Situated 3,600 km from the Pacific coastline of Chile is the isolated yet intriguing Easter Island or Rapa Nui
as its Polynesian ancestors refer to it. An archaeological
gem, the tiny landmass of Te Pito o Te Henua (The Navel
of the World) contains a long line of Easter Island History.
Marking the south-eastern point of the Polynesian triangle
of islands, Easter Island Chile was first brought to world
attention with the discovery of the island by Dutch explorer
Jacob Roggeveen in 1722 on Easter Sunday (hence the name).
There is no reason why Easter Island travel shouldn’t be made any time of the year, although it’s likely to prove more hospitable in the summer months.
Easter Island history is shrouded in mystery and academic
controversy. It is widely believed that the island was
made up of Polynesian inhabitants descended from Asia,
forming part of the Polynesian triangle of islands with Hawaii and New
Zealand. Local folklore meanwhile talks of two distinct
tribes having lived on the island, the long ears of the
east and the short ears of the west.
Further mystery fuels speculation by geologists, historians and archaeologists that Easter Island has at some point in time seen the deforestation of its entire native woodland. Save for a few clusters of newly re-planted trees, the whole island curiously appears to reflect a devastated eco region. One hypothesis concludes that native Polynesians intentionally destroyed the islands woodland either for construction, through mass farming or in preparation for ceremonial sites. Archaeological evidence seems to suggest that the islands traditional habitat was intentionally altered and the remaining stock of wood from natural resources depleted. The dramatic collapse of indigenous natural resources, it is proposed, coincided with a tribal war. Unable to sustain the population the result was the decline of Polynesian civilization on the island.
For visitors the big draw of Easter Island is to see the iconic sculptures called Moai. These mysterious human sculptures were carved out of stone and can be found dotted around the island. The enormous figures were made from the rocks of a now extinct volcano and are believed to have been created in honor of the inhabitant’s ancestors.
The Moai are undoubtedly a striking and interesting feature of Easter Island history and act as one the most popular features of Easter Island tours. It is traditionally believed these huge sculptures were installed at ceremonial sites across the island using spiritual power (mana) by walking the Moai from the volcanic quarry into position. Only a quarter of the sculptures were actually installed in their intended places. The remainder was discovered having remained at the ‘nursery’ quarry in Rano Raraku. The majority of Maoi statues are set on top of an Ahu, a stone platform. The sculptures themselves vary greatly in size and position. The tallest reaches 21 meters. Most of the Maoi are between 5-7 meters in height and range from depicting just a head to fuller images of a human with torso kneeling or squatting.

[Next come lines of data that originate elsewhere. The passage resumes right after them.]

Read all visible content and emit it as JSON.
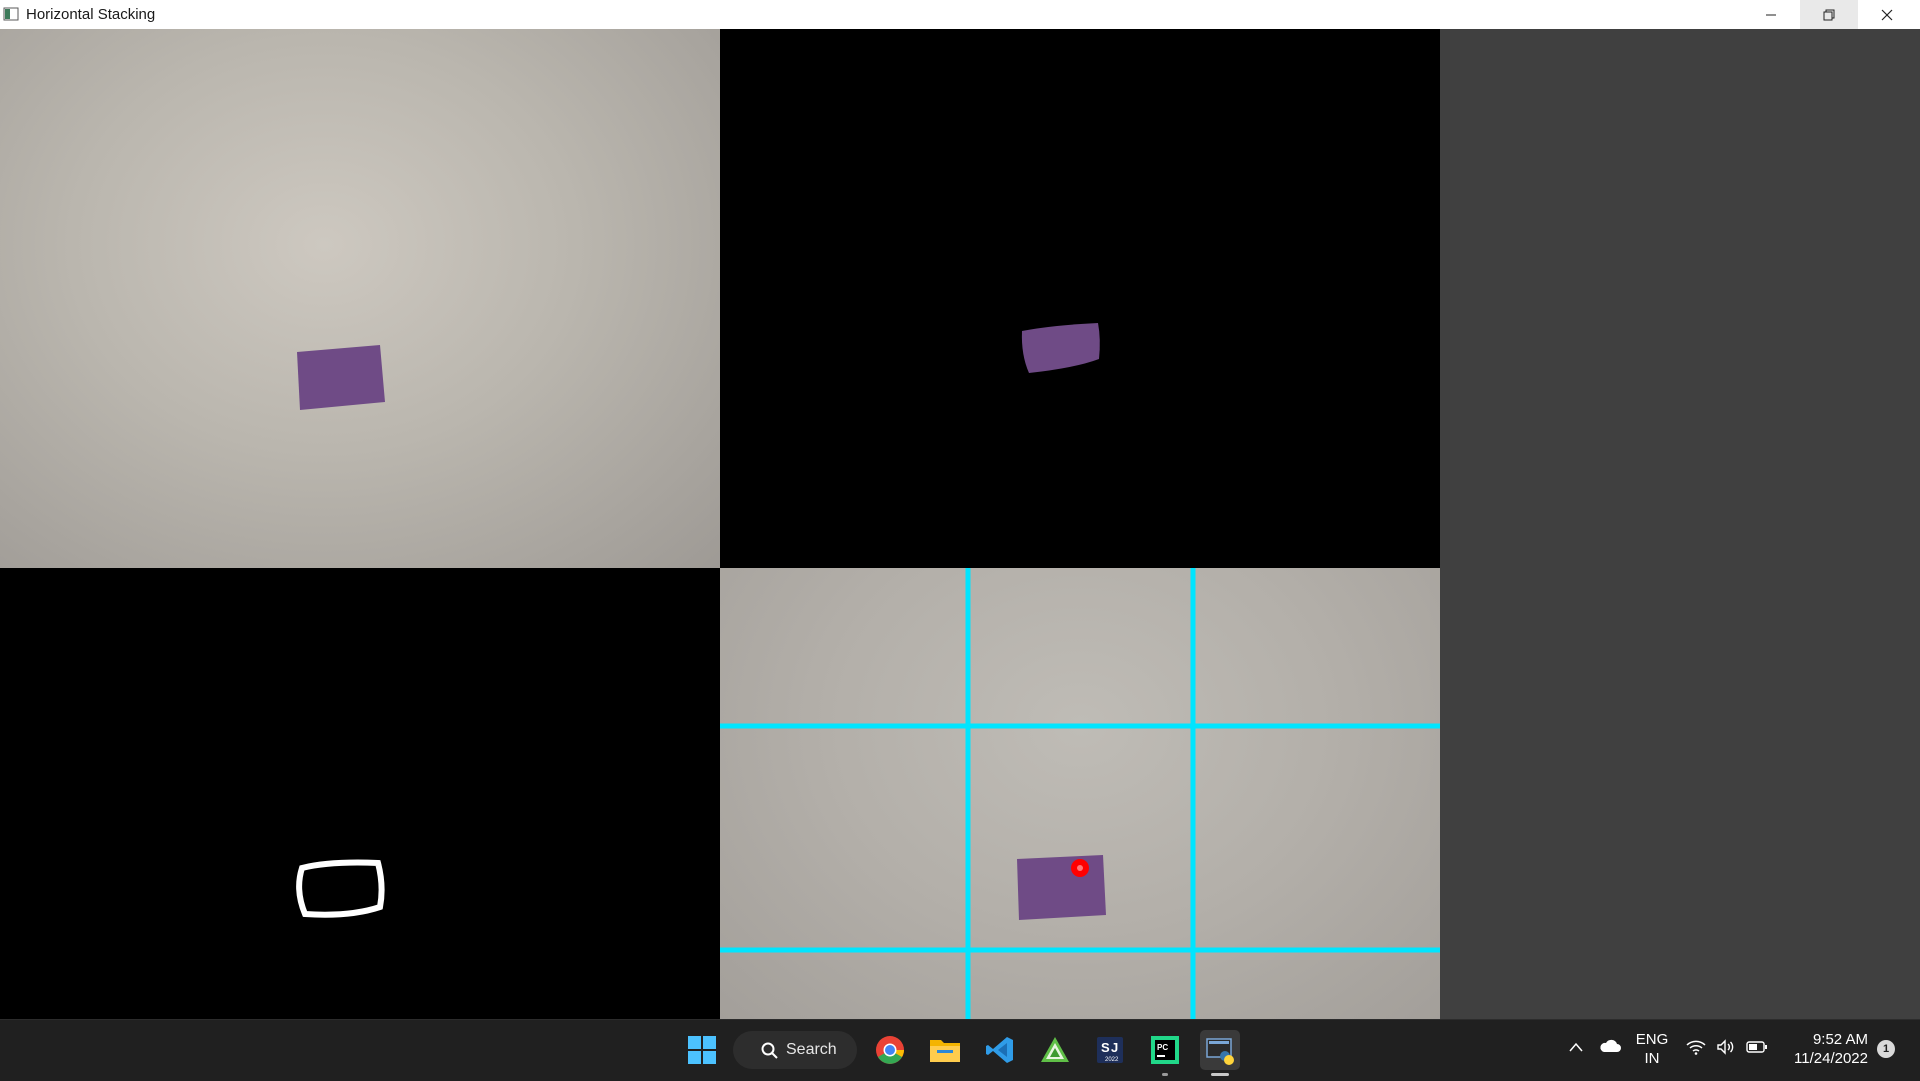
{
  "window": {
    "title": "Horizontal Stacking",
    "minimize_icon": "minimize-icon",
    "restore_icon": "restore-icon",
    "close_icon": "close-icon"
  },
  "panels": [
    {
      "name": "original-frame",
      "kind": "camera"
    },
    {
      "name": "masked-frame",
      "kind": "mask"
    },
    {
      "name": "contour-frame",
      "kind": "contour"
    },
    {
      "name": "grid-frame",
      "kind": "camera-grid"
    }
  ],
  "colors": {
    "grid_line": "#00e5ff",
    "centroid_dot": "#ff0000",
    "object": "#6f4b86",
    "contour": "#ffffff"
  },
  "taskbar": {
    "search_label": "Search",
    "apps": [
      "start-icon",
      "chrome-icon",
      "file-explorer-icon",
      "vscode-icon",
      "app-green-icon",
      "app-2022-icon",
      "pycharm-icon",
      "python-app-icon"
    ],
    "app_2022_label": "2022",
    "tray": {
      "language_line1": "ENG",
      "language_line2": "IN",
      "time": "9:52 AM",
      "date": "11/24/2022",
      "notification_count": "1"
    }
  }
}
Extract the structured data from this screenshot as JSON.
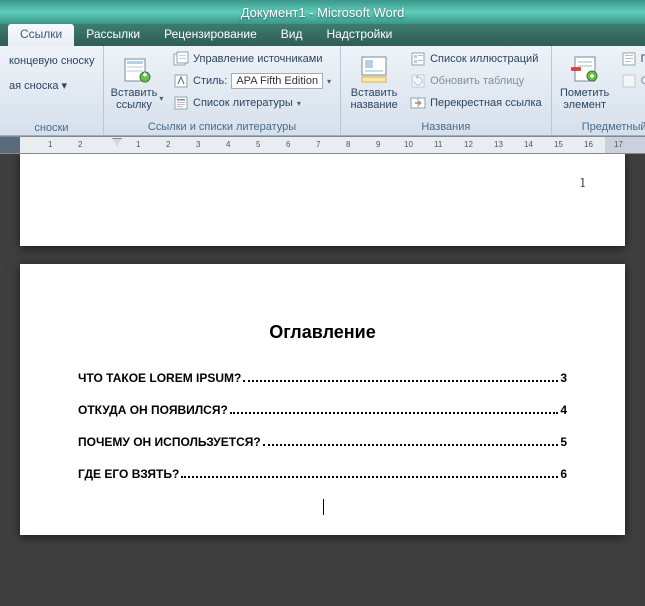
{
  "title": "Документ1 - Microsoft Word",
  "tabs": [
    "Ссылки",
    "Рассылки",
    "Рецензирование",
    "Вид",
    "Надстройки"
  ],
  "ribbon": {
    "g1": {
      "r1": "концевую сноску",
      "r2": "ая сноска ▾",
      "label": "сноски"
    },
    "g2": {
      "big": "Вставить\nссылку",
      "r1": "Управление источниками",
      "r2_label": "Стиль:",
      "r2_value": "APA Fifth Edition",
      "r3": "Список литературы",
      "label": "Ссылки и списки литературы"
    },
    "g3": {
      "big": "Вставить\nназвание",
      "r1": "Список иллюстраций",
      "r2": "Обновить таблицу",
      "r3": "Перекрестная ссылка",
      "label": "Названия"
    },
    "g4": {
      "big": "Пометить\nэлемент",
      "r1": "Пред",
      "r2": "Обно",
      "label": "Предметный"
    }
  },
  "ruler_nums": [
    "1",
    "2",
    "1",
    "2",
    "3",
    "4",
    "5",
    "6",
    "7",
    "8",
    "9",
    "10",
    "11",
    "12",
    "13",
    "14",
    "15",
    "16",
    "17"
  ],
  "page1_num": "1",
  "toc": {
    "title": "Оглавление",
    "rows": [
      {
        "t": "ЧТО ТАКОЕ LOREM IPSUM?",
        "p": "3"
      },
      {
        "t": "ОТКУДА ОН ПОЯВИЛСЯ?",
        "p": "4"
      },
      {
        "t": "ПОЧЕМУ ОН ИСПОЛЬЗУЕТСЯ?",
        "p": "5"
      },
      {
        "t": "ГДЕ ЕГО ВЗЯТЬ?",
        "p": "6"
      }
    ]
  }
}
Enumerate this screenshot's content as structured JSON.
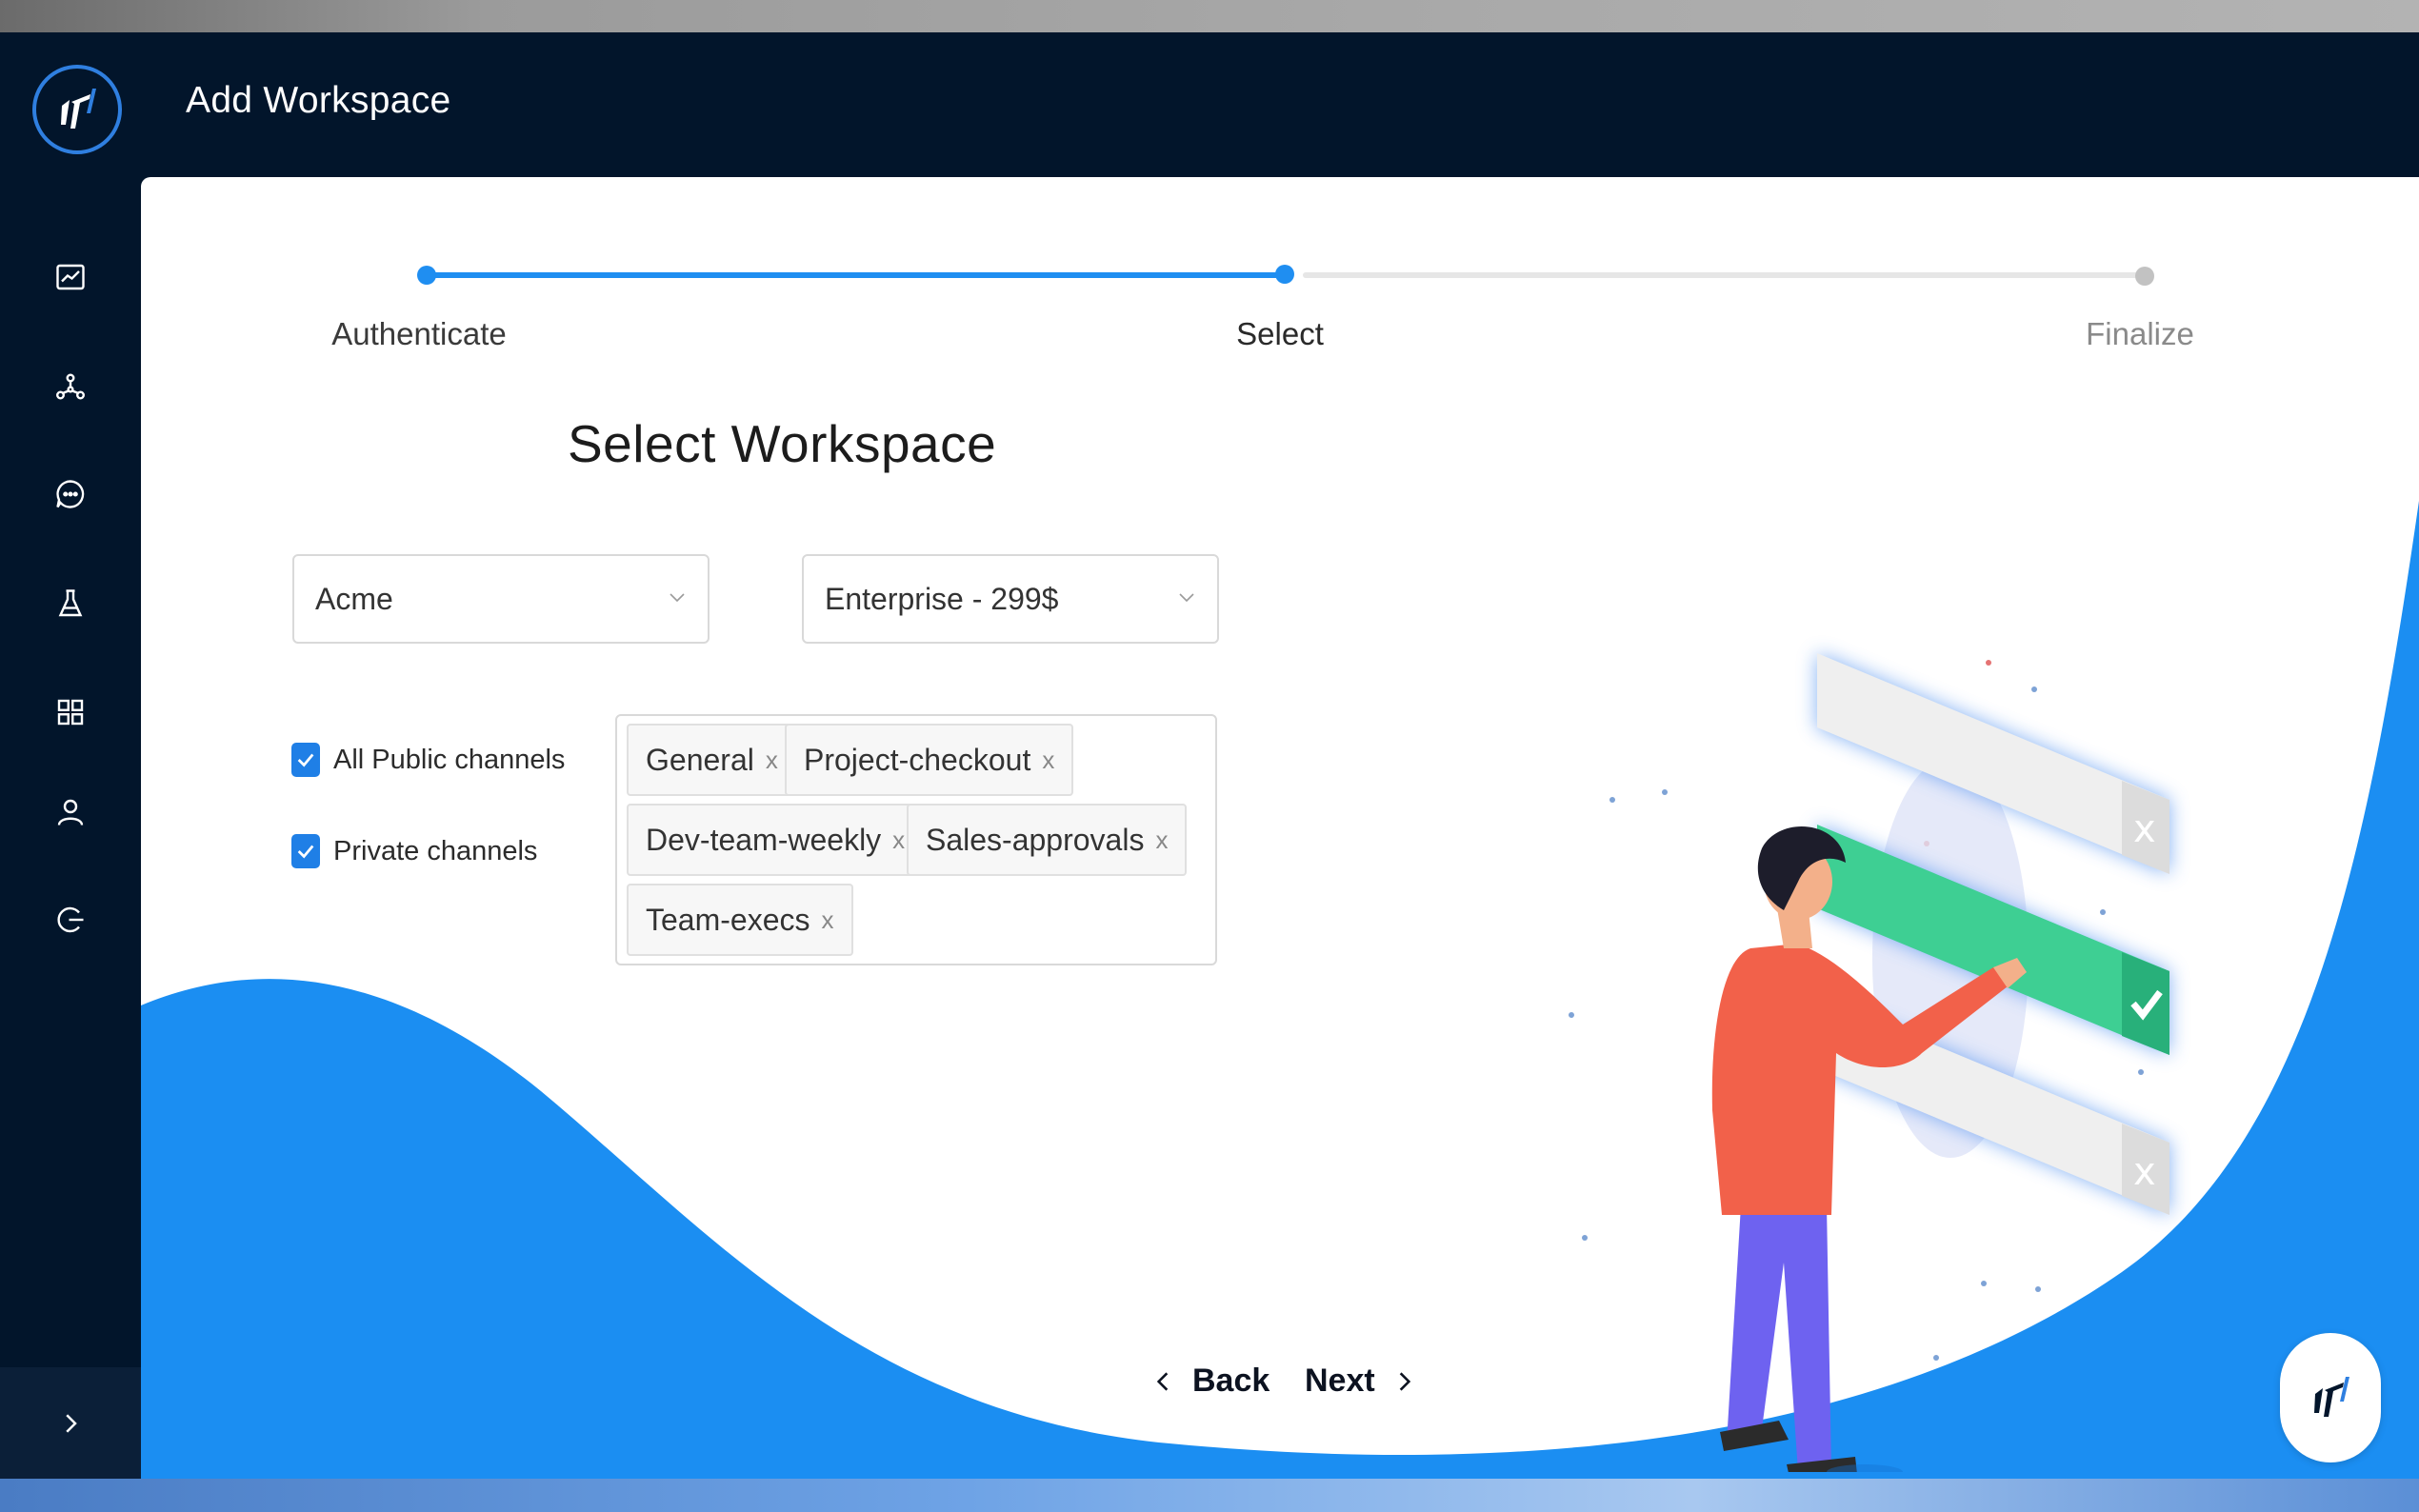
{
  "app": {
    "header_title": "Add Workspace",
    "accent_color": "#1f8ef1",
    "sidebar_bg": "#02152b"
  },
  "sidebar": {
    "items": [
      {
        "icon": "chart-line-icon"
      },
      {
        "icon": "network-icon"
      },
      {
        "icon": "chat-bubble-icon"
      },
      {
        "icon": "flask-icon"
      },
      {
        "icon": "grid-icon"
      },
      {
        "icon": "user-icon"
      },
      {
        "icon": "logout-icon"
      }
    ],
    "expand_icon": "chevron-right-icon"
  },
  "stepper": {
    "steps": [
      {
        "label": "Authenticate",
        "state": "completed"
      },
      {
        "label": "Select",
        "state": "active"
      },
      {
        "label": "Finalize",
        "state": "pending"
      }
    ]
  },
  "form": {
    "title": "Select Workspace",
    "workspace_select": {
      "value": "Acme"
    },
    "plan_select": {
      "value": "Enterprise - 299$"
    },
    "checkboxes": [
      {
        "label": "All Public channels",
        "checked": true
      },
      {
        "label": "Private channels",
        "checked": true
      }
    ],
    "channel_tags": [
      "General",
      "Project-checkout",
      "Dev-team-weekly",
      "Sales-approvals",
      "Team-execs"
    ],
    "tag_remove_symbol": "x"
  },
  "footer_nav": {
    "back_label": "Back",
    "next_label": "Next"
  }
}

Easter Island and the Moai sculptures are part of the Rapa Nui National Park, which incorporates much of the islands territory. The heart of the Moai structures is the ceremonial centre at Orongo. On arrival at Orongo you pay an admission fee, which enables you to explore the archaeological sites without hassle. There are a number of operators that provide half day or full day Easter Island Tours taking you to all the major sites and points of interest.
Of interest for Easter Island travel is the Museo Antropologico Sebastian where explanations of the islands fascinating history can be found. Between the sites of Ana Te Pahu and Ahu Ature Huki there is a coastal walking trail taking you between archaeological points of interest. At the northern end of the island you can find a white sandy beach at Anakena with picturesque rows of Maoi looking over you.
A fantastic excuse to explore the small island more intimately is to hire a mountain bike. With excellent underwater marine life, scuba diving is a popular pastime. You can also rent surfboards, kayaks and snorkeling gear.
Options for getting there and away are fairly limited
and will only suite the most intrepid traveler. LanChile
is currently the only airline serving Easter Island travel.
There are only a limited number of commercial flights
each week to and from the Chilean capital Santiago making the lengthy 5 1/2 hour flight. Due to the geographical
location of the island and the distinct lack of competition,
air ticket prices are not necessarily cheap. The alternative
way to visit the island is by boat. A number of operators
run Easter Island travel packages with accommodation included.
Cruises range between 3-7 days in duration from the Chilean
mainland. Longer cruises to the region can also incorporate
a visit to Robinson Crusoe Island. For travelers visiting
the South American continent from Australia or New Zealand, Easter Island Chile can act as a stop
off on route.